Frequently hailed as the best people-watching spot in the city, the bar's iconic venue on the corner of Staunton Street is a cool place to settle down to a healthy lunch and to relax and enjoy bar snacks and drinks come evening after a hectic day in the office – or an equally hectic day of sightseeing.
Staunton's is Hong Kong's see-and-be-seen scene — Photo courtesy of Staunton's Wine Bar + Cafe
Inside, Staunton's holds an oval centerpiece bar decorated with large pendant lamps, which are set against a backdrop of glowing back-lit wine shelves. The high-rise plush lounge seating is tailor-made for small group gatherings, casual drinking and cocktail sipping.

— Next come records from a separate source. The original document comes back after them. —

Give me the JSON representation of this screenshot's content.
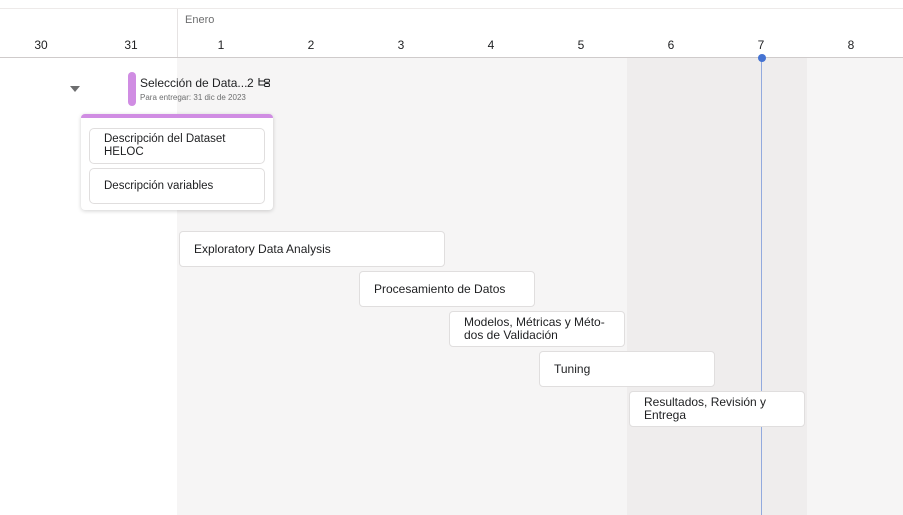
{
  "header": {
    "month": "Enero",
    "days": [
      "30",
      "31",
      "1",
      "2",
      "3",
      "4",
      "5",
      "6",
      "7",
      "8"
    ]
  },
  "parent_task": {
    "title": "Selección de Data...",
    "subtask_count": "2",
    "due": "Para entregar: 31 dic de 2023",
    "subtasks": [
      "Descripción del Dataset HELOC",
      "Descripción variables"
    ]
  },
  "tasks": [
    "Exploratory Data Analysis",
    "Procesamiento de Datos",
    "Modelos, Métricas y Méto-dos de Validación",
    "Tuning",
    "Resultados, Revisión y Entrega"
  ],
  "colors": {
    "milestone": "#d08de3",
    "today": "#4573d2",
    "weekend_band": "#efeded",
    "month_band": "#f6f5f5"
  }
}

Staunton’s has long been one of the most popular tourist destinations of the Soho area, with a long history of 18 years in the same corner spot; in fact, some of the same staff have been working there since the spot's opening.
Popular for its extensive wine list, Staunton’s also has a great menu, offering salads and wraps, burgers and pizzas. If you’re in the mood for something lighter, there's also a bar snacks menu, featuring classics such as nachos, calamari or spicy buffalo chicken wings.
Staunton’s stocks a wide range of beverages, including both Old and New World, wines as well as many different spirits and original cocktails to suit any taste.
The really impressive thing about Staunton’s, though, is its longevity. Opened in 1997 – the year Hong Kong was handed back to China, and when business forecasts were often jittery – it has blossomed and flourished in the intervening two decades. SoHo is notorious for rapid openings and closures, but Staunton’s has stood the test of time.
Part of the appeal is being able to stand outside, knock back a drink or two, chat to passing friends and weigh up options of where to move on to next; the whole area is practically wall-to-wall restaurants, bars and clubs.
All too often, the prospect of moving on proves too much of a hurdle. It's far simpler to order another round from the bar staff who, past masters at guessing their regular customers’ intentions, were probably already standing by with corkscrew or bottle opener.
After all, this is the bar for people-watching.